EXERCISE BRIEF -
Each line of data below is to be returned exactly, leaving out any picture.

EXERCISE MATERIALS -
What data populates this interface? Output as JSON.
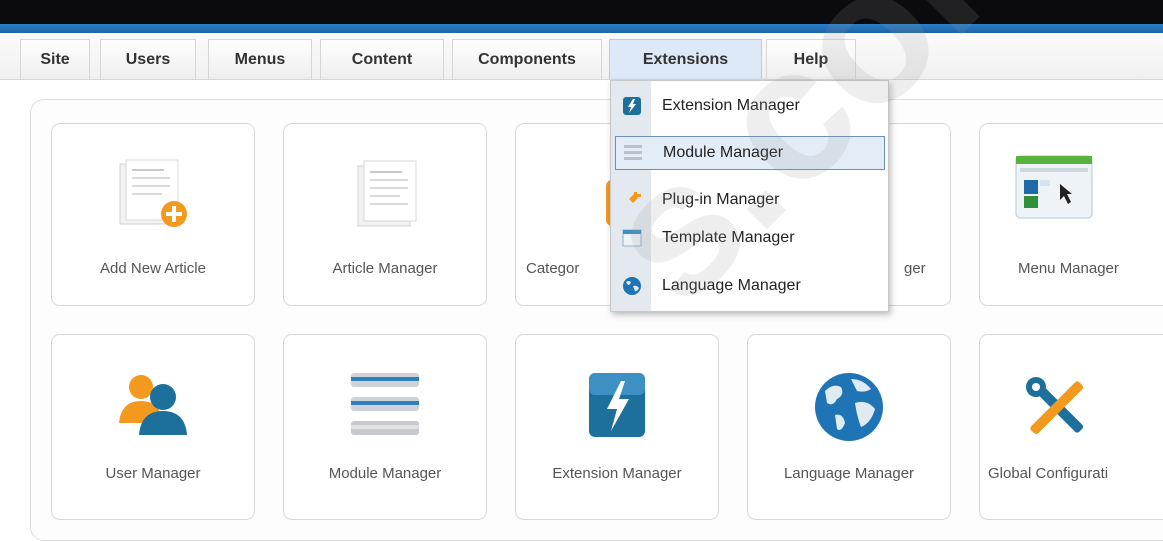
{
  "menu": {
    "items": [
      {
        "label": "Site"
      },
      {
        "label": "Users"
      },
      {
        "label": "Menus"
      },
      {
        "label": "Content"
      },
      {
        "label": "Components"
      },
      {
        "label": "Extensions"
      },
      {
        "label": "Help"
      }
    ],
    "active": "Extensions"
  },
  "dropdown": {
    "items": [
      {
        "label": "Extension Manager",
        "icon": "extension-manager-icon"
      },
      {
        "label": "Module Manager",
        "icon": "module-manager-icon"
      },
      {
        "label": "Plug-in Manager",
        "icon": "plugin-manager-icon"
      },
      {
        "label": "Template Manager",
        "icon": "template-manager-icon"
      },
      {
        "label": "Language Manager",
        "icon": "language-manager-icon"
      }
    ],
    "selected": "Module Manager"
  },
  "quickicons": {
    "row1": [
      {
        "label": "Add New Article"
      },
      {
        "label": "Article Manager"
      },
      {
        "label": "Categor"
      },
      {
        "label": "ger"
      },
      {
        "label": "Menu Manager"
      }
    ],
    "row2": [
      {
        "label": "User Manager"
      },
      {
        "label": "Module Manager"
      },
      {
        "label": "Extension Manager"
      },
      {
        "label": "Language Manager"
      },
      {
        "label": "Global Configurati"
      }
    ]
  },
  "watermark": "s.com",
  "colors": {
    "topbar": "#0b0b0f",
    "bluebar": "#2b7ec9",
    "accent": "#1d6f9c",
    "orange": "#f39a1e"
  }
}
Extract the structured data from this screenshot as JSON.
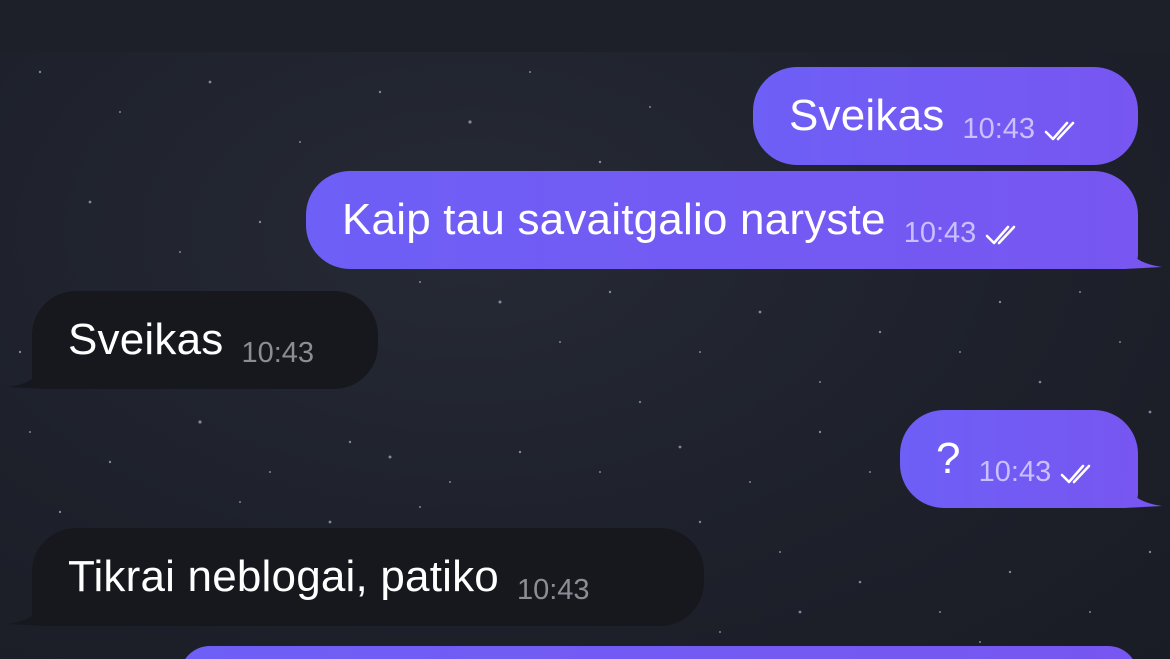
{
  "messages": [
    {
      "direction": "outgoing",
      "text": "Sveikas",
      "time": "10:43",
      "status_icon": "double-check-icon"
    },
    {
      "direction": "outgoing",
      "text": "Kaip tau savaitgalio naryste",
      "time": "10:43",
      "status_icon": "double-check-icon"
    },
    {
      "direction": "incoming",
      "text": "Sveikas",
      "time": "10:43"
    },
    {
      "direction": "outgoing",
      "text": "?",
      "time": "10:43",
      "status_icon": "double-check-icon"
    },
    {
      "direction": "incoming",
      "text": "Tikrai neblogai, patiko",
      "time": "10:43"
    }
  ],
  "colors": {
    "outgoing_bubble": "#7059f4",
    "incoming_bubble": "#17181d",
    "background": "#1e212b"
  }
}
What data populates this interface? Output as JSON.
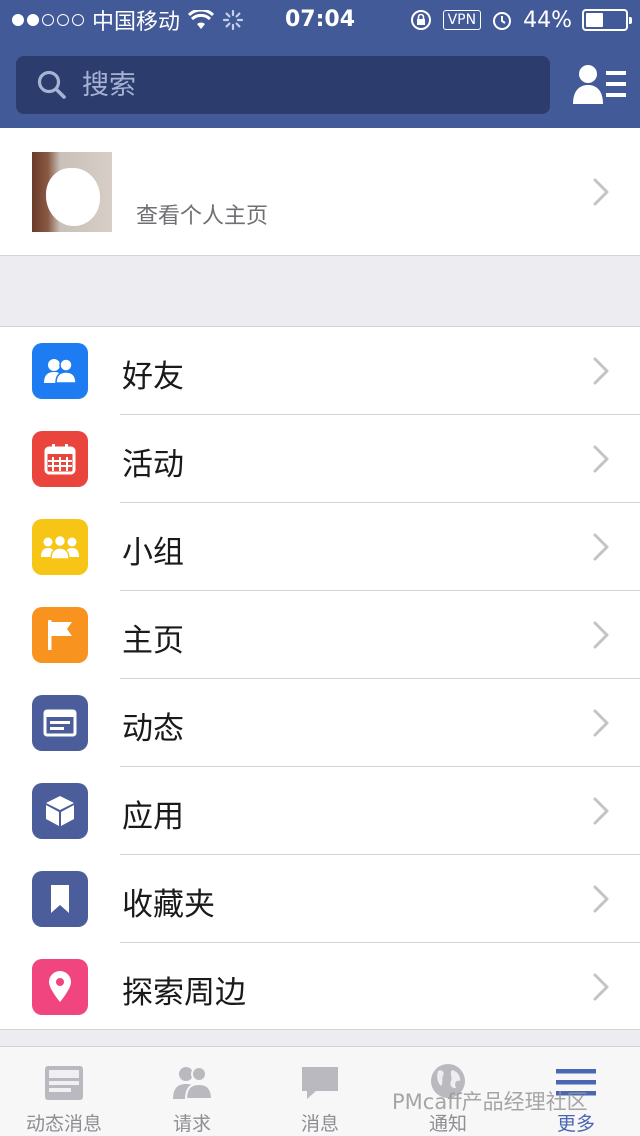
{
  "status_bar": {
    "carrier": "中国移动",
    "time": "07:04",
    "vpn": "VPN",
    "battery_text": "44%",
    "battery_level": 0.44,
    "signal_dots_filled": 2,
    "signal_dots_total": 5
  },
  "search": {
    "placeholder": "搜索"
  },
  "profile": {
    "link_label": "查看个人主页"
  },
  "menu": {
    "items": [
      {
        "label": "好友",
        "icon": "friends-icon",
        "color": "#1d7cf2"
      },
      {
        "label": "活动",
        "icon": "calendar-icon",
        "color": "#e9453d"
      },
      {
        "label": "小组",
        "icon": "groups-icon",
        "color": "#f6c516"
      },
      {
        "label": "主页",
        "icon": "flag-icon",
        "color": "#f7931e"
      },
      {
        "label": "动态",
        "icon": "feed-icon",
        "color": "#4b5d9b"
      },
      {
        "label": "应用",
        "icon": "cube-icon",
        "color": "#4b5d9b"
      },
      {
        "label": "收藏夹",
        "icon": "bookmark-icon",
        "color": "#4b5d9b"
      },
      {
        "label": "探索周边",
        "icon": "location-pin-icon",
        "color": "#f0457e"
      }
    ]
  },
  "tabs": [
    {
      "label": "动态消息",
      "icon": "news-feed-icon"
    },
    {
      "label": "请求",
      "icon": "friend-requests-icon"
    },
    {
      "label": "消息",
      "icon": "messages-icon"
    },
    {
      "label": "通知",
      "icon": "globe-icon"
    },
    {
      "label": "更多",
      "icon": "more-icon",
      "active": true
    }
  ],
  "watermark": "PMcaff产品经理社区",
  "colors": {
    "header": "#435a99",
    "search_bg": "#2c3c6d",
    "accent": "#4a67b3"
  }
}
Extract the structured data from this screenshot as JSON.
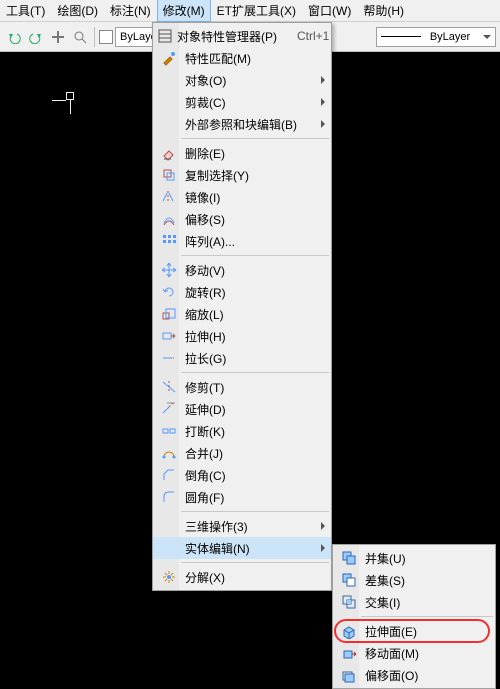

EXERCISE ANSWER -
What data populates this interface? Output as JSON.
{
  "menu": {
    "items": [
      {
        "label": "Site"
      },
      {
        "label": "Users"
      },
      {
        "label": "Menus"
      },
      {
        "label": "Content"
      },
      {
        "label": "Components"
      },
      {
        "label": "Extensions"
      },
      {
        "label": "Help"
      }
    ],
    "active": "Extensions"
  },
  "dropdown": {
    "items": [
      {
        "label": "Extension Manager",
        "icon": "extension-manager-icon"
      },
      {
        "label": "Module Manager",
        "icon": "module-manager-icon"
      },
      {
        "label": "Plug-in Manager",
        "icon": "plugin-manager-icon"
      },
      {
        "label": "Template Manager",
        "icon": "template-manager-icon"
      },
      {
        "label": "Language Manager",
        "icon": "language-manager-icon"
      }
    ],
    "selected": "Module Manager"
  },
  "quickicons": {
    "row1": [
      {
        "label": "Add New Article"
      },
      {
        "label": "Article Manager"
      },
      {
        "label": "Categor"
      },
      {
        "label": "ger"
      },
      {
        "label": "Menu Manager"
      }
    ],
    "row2": [
      {
        "label": "User Manager"
      },
      {
        "label": "Module Manager"
      },
      {
        "label": "Extension Manager"
      },
      {
        "label": "Language Manager"
      },
      {
        "label": "Global Configurati"
      }
    ]
  },
  "watermark": "s.com",
  "colors": {
    "topbar": "#0b0b0f",
    "bluebar": "#2b7ec9",
    "accent": "#1d6f9c",
    "orange": "#f39a1e"
  }
}
Extract the structured data from this screenshot as JSON.
{
  "messages": [
    {
      "direction": "outgoing",
      "text": "Sveikas",
      "time": "10:43",
      "status_icon": "double-check-icon"
    },
    {
      "direction": "outgoing",
      "text": "Kaip tau savaitgalio naryste",
      "time": "10:43",
      "status_icon": "double-check-icon"
    },
    {
      "direction": "incoming",
      "text": "Sveikas",
      "time": "10:43"
    },
    {
      "direction": "outgoing",
      "text": "?",
      "time": "10:43",
      "status_icon": "double-check-icon"
    },
    {
      "direction": "incoming",
      "text": "Tikrai neblogai, patiko",
      "time": "10:43"
    }
  ],
  "colors": {
    "outgoing_bubble": "#7059f4",
    "incoming_bubble": "#17181d",
    "background": "#1e212b"
  }
}
What data populates this interface? Output as JSON.
{
  "status_bar": {
    "carrier": "中国移动",
    "time": "07:04",
    "vpn": "VPN",
    "battery_text": "44%",
    "battery_level": 0.44,
    "signal_dots_filled": 2,
    "signal_dots_total": 5
  },
  "search": {
    "placeholder": "搜索"
  },
  "profile": {
    "link_label": "查看个人主页"
  },
  "menu": {
    "items": [
      {
        "label": "好友",
        "icon": "friends-icon",
        "color": "#1d7cf2"
      },
      {
        "label": "活动",
        "icon": "calendar-icon",
        "color": "#e9453d"
      },
      {
        "label": "小组",
        "icon": "groups-icon",
        "color": "#f6c516"
      },
      {
        "label": "主页",
        "icon": "flag-icon",
        "color": "#f7931e"
      },
      {
        "label": "动态",
        "icon": "feed-icon",
        "color": "#4b5d9b"
      },
      {
        "label": "应用",
        "icon": "cube-icon",
        "color": "#4b5d9b"
      },
      {
        "label": "收藏夹",
        "icon": "bookmark-icon",
        "color": "#4b5d9b"
      },
      {
        "label": "探索周边",
        "icon": "location-pin-icon",
        "color": "#f0457e"
      }
    ]
  },
  "tabs": [
    {
      "label": "动态消息",
      "icon": "news-feed-icon"
    },
    {
      "label": "请求",
      "icon": "friend-requests-icon"
    },
    {
      "label": "消息",
      "icon": "messages-icon"
    },
    {
      "label": "通知",
      "icon": "globe-icon"
    },
    {
      "label": "更多",
      "icon": "more-icon",
      "active": true
    }
  ],
  "watermark": "PMcaff产品经理社区",
  "colors": {
    "header": "#435a99",
    "search_bg": "#2c3c6d",
    "accent": "#4a67b3"
  }
}
Extract the structured data from this screenshot as JSON.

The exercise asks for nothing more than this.